== Provided records ==
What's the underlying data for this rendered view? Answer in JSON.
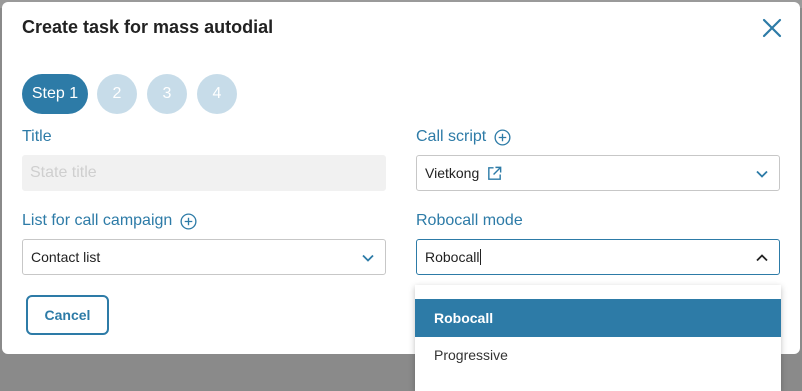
{
  "dialog": {
    "title": "Create task for mass autodial"
  },
  "steps": [
    {
      "label": "Step 1",
      "active": true
    },
    {
      "label": "2",
      "active": false
    },
    {
      "label": "3",
      "active": false
    },
    {
      "label": "4",
      "active": false
    }
  ],
  "form": {
    "title_label": "Title",
    "title_placeholder": "State title",
    "call_script_label": "Call script",
    "call_script_value": "Vietkong",
    "list_label": "List for call campaign",
    "list_value": "Contact list",
    "robocall_label": "Robocall mode",
    "robocall_value": "Robocall"
  },
  "dropdown": {
    "options": [
      "Robocall",
      "Progressive"
    ],
    "selected": "Robocall"
  },
  "buttons": {
    "cancel": "Cancel"
  },
  "colors": {
    "accent": "#2d7ba7",
    "step_inactive": "#c7dce9",
    "disabled_field": "#f1f1f1"
  }
}
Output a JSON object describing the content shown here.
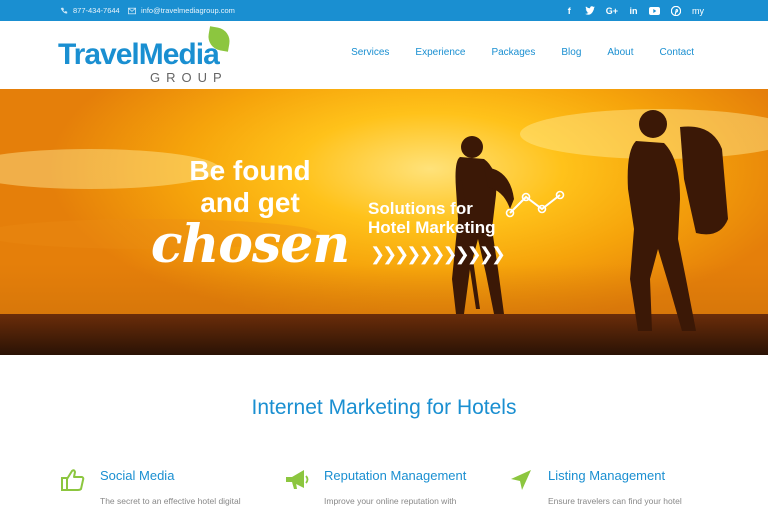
{
  "topbar": {
    "phone": "877-434-7644",
    "email": "info@travelmediagroup.com",
    "social": [
      "f",
      "t",
      "G+",
      "in",
      "yt",
      "p",
      "my"
    ]
  },
  "logo": {
    "word_travel": "Travel",
    "word_media": "Media",
    "word_group": "GROUP"
  },
  "nav": {
    "items": [
      "Services",
      "Experience",
      "Packages",
      "Blog",
      "About",
      "Contact"
    ]
  },
  "hero": {
    "line1": "Be found",
    "line2": "and get",
    "line3": "chosen",
    "sol1": "Solutions for",
    "sol2": "Hotel Marketing",
    "chevrons": "❯❯❯❯❯❯❯❯❯❯❯"
  },
  "main": {
    "title": "Internet Marketing for Hotels",
    "features": [
      {
        "title": "Social Media",
        "text": "The secret to an effective hotel digital",
        "icon": "thumbs-up-icon"
      },
      {
        "title": "Reputation Management",
        "text": "Improve your online reputation with",
        "icon": "megaphone-icon"
      },
      {
        "title": "Listing Management",
        "text": "Ensure travelers can find your hotel",
        "icon": "location-arrow-icon"
      }
    ]
  },
  "colors": {
    "brand": "#1a8fd1",
    "accent": "#8cc63f"
  }
}
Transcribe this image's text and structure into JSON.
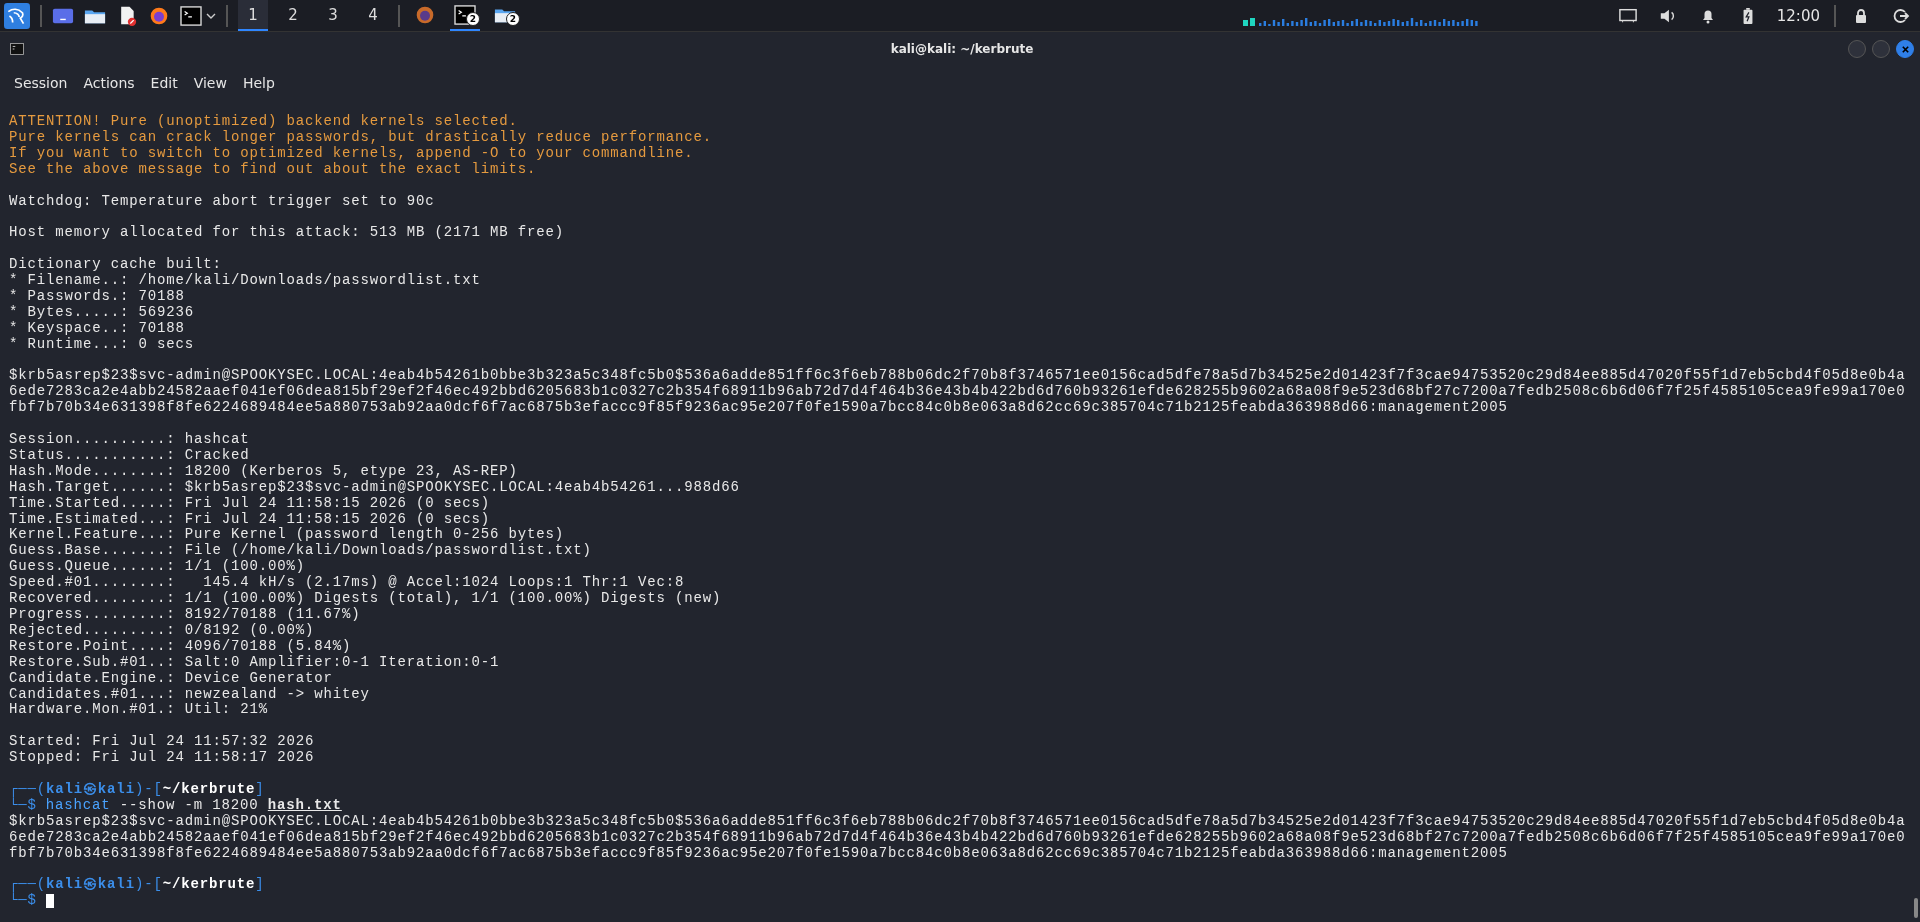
{
  "taskbar": {
    "workspaces": [
      {
        "label": "1",
        "selected": true
      },
      {
        "label": "2",
        "selected": false
      },
      {
        "label": "3",
        "selected": false
      },
      {
        "label": "4",
        "selected": false
      }
    ],
    "tasks": [
      {
        "kind": "browser",
        "selected": false
      },
      {
        "kind": "terminal",
        "badge": "2",
        "selected": true
      },
      {
        "kind": "folder",
        "badge": "2",
        "selected": false
      }
    ],
    "clock": "12:00"
  },
  "window": {
    "title": "kali@kali: ~/kerbrute",
    "menu": [
      "Session",
      "Actions",
      "Edit",
      "View",
      "Help"
    ]
  },
  "terminal": {
    "lines": [
      {
        "kind": "warning",
        "text": "ATTENTION! Pure (unoptimized) backend kernels selected."
      },
      {
        "kind": "warning",
        "text": "Pure kernels can crack longer passwords, but drastically reduce performance."
      },
      {
        "kind": "warning",
        "text": "If you want to switch to optimized kernels, append -O to your commandline."
      },
      {
        "kind": "warning",
        "text": "See the above message to find out about the exact limits."
      },
      {
        "kind": "blank"
      },
      {
        "kind": "output",
        "text": "Watchdog: Temperature abort trigger set to 90c"
      },
      {
        "kind": "blank"
      },
      {
        "kind": "output",
        "text": "Host memory allocated for this attack: 513 MB (2171 MB free)"
      },
      {
        "kind": "blank"
      },
      {
        "kind": "output",
        "text": "Dictionary cache built:"
      },
      {
        "kind": "output",
        "text": "* Filename..: /home/kali/Downloads/passwordlist.txt"
      },
      {
        "kind": "output",
        "text": "* Passwords.: 70188"
      },
      {
        "kind": "output",
        "text": "* Bytes.....: 569236"
      },
      {
        "kind": "output",
        "text": "* Keyspace..: 70188"
      },
      {
        "kind": "output",
        "text": "* Runtime...: 0 secs"
      },
      {
        "kind": "blank"
      },
      {
        "kind": "hash",
        "text": "$krb5asrep$23$svc-admin@SPOOKYSEC.LOCAL:4eab4b54261b0bbe3b323a5c348fc5b0$536a6adde851ff6c3f6eb788b06dc2f70b8f3746571ee0156cad5dfe78a5d7b34525e2d01423f7f3cae94753520c29d84ee885d47020f55f1d7eb5cbd4f05d8e0b4a6ede7283ca2e4abb24582aaef041ef06dea815bf29ef2f46ec492bbd6205683b1c0327c2b354f68911b96ab72d7d4f464b36e43b4b422bd6d760b93261efde628255b9602a68a08f9e523d68bf27c7200a7fedb2508c6b6d06f7f25f4585105cea9fe99a170e0fbf7b70b34e631398f8fe6224689484ee5a880753ab92aa0dcf6f7ac6875b3efaccc9f85f9236ac95e207f0fe1590a7bcc84c0b8e063a8d62cc69c385704c71b2125feabda363988d66:management2005"
      },
      {
        "kind": "blank"
      },
      {
        "kind": "output",
        "text": "Session..........: hashcat"
      },
      {
        "kind": "output",
        "text": "Status...........: Cracked"
      },
      {
        "kind": "output",
        "text": "Hash.Mode........: 18200 (Kerberos 5, etype 23, AS-REP)"
      },
      {
        "kind": "output",
        "text": "Hash.Target......: $krb5asrep$23$svc-admin@SPOOKYSEC.LOCAL:4eab4b54261...988d66"
      },
      {
        "kind": "output",
        "text": "Time.Started.....: Fri Jul 24 11:58:15 2026 (0 secs)"
      },
      {
        "kind": "output",
        "text": "Time.Estimated...: Fri Jul 24 11:58:15 2026 (0 secs)"
      },
      {
        "kind": "output",
        "text": "Kernel.Feature...: Pure Kernel (password length 0-256 bytes)"
      },
      {
        "kind": "output",
        "text": "Guess.Base.......: File (/home/kali/Downloads/passwordlist.txt)"
      },
      {
        "kind": "output",
        "text": "Guess.Queue......: 1/1 (100.00%)"
      },
      {
        "kind": "output",
        "text": "Speed.#01........:   145.4 kH/s (2.17ms) @ Accel:1024 Loops:1 Thr:1 Vec:8"
      },
      {
        "kind": "output",
        "text": "Recovered........: 1/1 (100.00%) Digests (total), 1/1 (100.00%) Digests (new)"
      },
      {
        "kind": "output",
        "text": "Progress.........: 8192/70188 (11.67%)"
      },
      {
        "kind": "output",
        "text": "Rejected.........: 0/8192 (0.00%)"
      },
      {
        "kind": "output",
        "text": "Restore.Point....: 4096/70188 (5.84%)"
      },
      {
        "kind": "output",
        "text": "Restore.Sub.#01..: Salt:0 Amplifier:0-1 Iteration:0-1"
      },
      {
        "kind": "output",
        "text": "Candidate.Engine.: Device Generator"
      },
      {
        "kind": "output",
        "text": "Candidates.#01...: newzealand -> whitey"
      },
      {
        "kind": "output",
        "text": "Hardware.Mon.#01.: Util: 21%"
      },
      {
        "kind": "blank"
      },
      {
        "kind": "output",
        "text": "Started: Fri Jul 24 11:57:32 2026"
      },
      {
        "kind": "output",
        "text": "Stopped: Fri Jul 24 11:58:17 2026"
      },
      {
        "kind": "blank"
      },
      {
        "kind": "prompt",
        "open": "┌──(",
        "user": "kali㉿kali",
        "mid": ")-[",
        "cwd": "~/kerbrute",
        "close": "]"
      },
      {
        "kind": "input",
        "prompt": "└─$",
        "command": "hashcat",
        "args": "--show -m 18200",
        "file": "hash.txt"
      },
      {
        "kind": "hash",
        "text": "$krb5asrep$23$svc-admin@SPOOKYSEC.LOCAL:4eab4b54261b0bbe3b323a5c348fc5b0$536a6adde851ff6c3f6eb788b06dc2f70b8f3746571ee0156cad5dfe78a5d7b34525e2d01423f7f3cae94753520c29d84ee885d47020f55f1d7eb5cbd4f05d8e0b4a6ede7283ca2e4abb24582aaef041ef06dea815bf29ef2f46ec492bbd6205683b1c0327c2b354f68911b96ab72d7d4f464b36e43b4b422bd6d760b93261efde628255b9602a68a08f9e523d68bf27c7200a7fedb2508c6b6d06f7f25f4585105cea9fe99a170e0fbf7b70b34e631398f8fe6224689484ee5a880753ab92aa0dcf6f7ac6875b3efaccc9f85f9236ac95e207f0fe1590a7bcc84c0b8e063a8d62cc69c385704c71b2125feabda363988d66:management2005"
      },
      {
        "kind": "blank"
      },
      {
        "kind": "prompt",
        "open": "┌──(",
        "user": "kali㉿kali",
        "mid": ")-[",
        "cwd": "~/kerbrute",
        "close": "]"
      },
      {
        "kind": "input",
        "prompt": "└─$",
        "cursor": true
      }
    ]
  }
}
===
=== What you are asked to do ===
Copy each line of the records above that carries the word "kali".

=== Answer below ===
    "title": "kali@kali: ~/kerbrute",
        "text": "* Filename..: /home/kali/Downloads/passwordlist.txt"
        "text": "Guess.Base.......: File (/home/kali/Downloads/passwordlist.txt)"
        "user": "kali㉿kali",
        "user": "kali㉿kali",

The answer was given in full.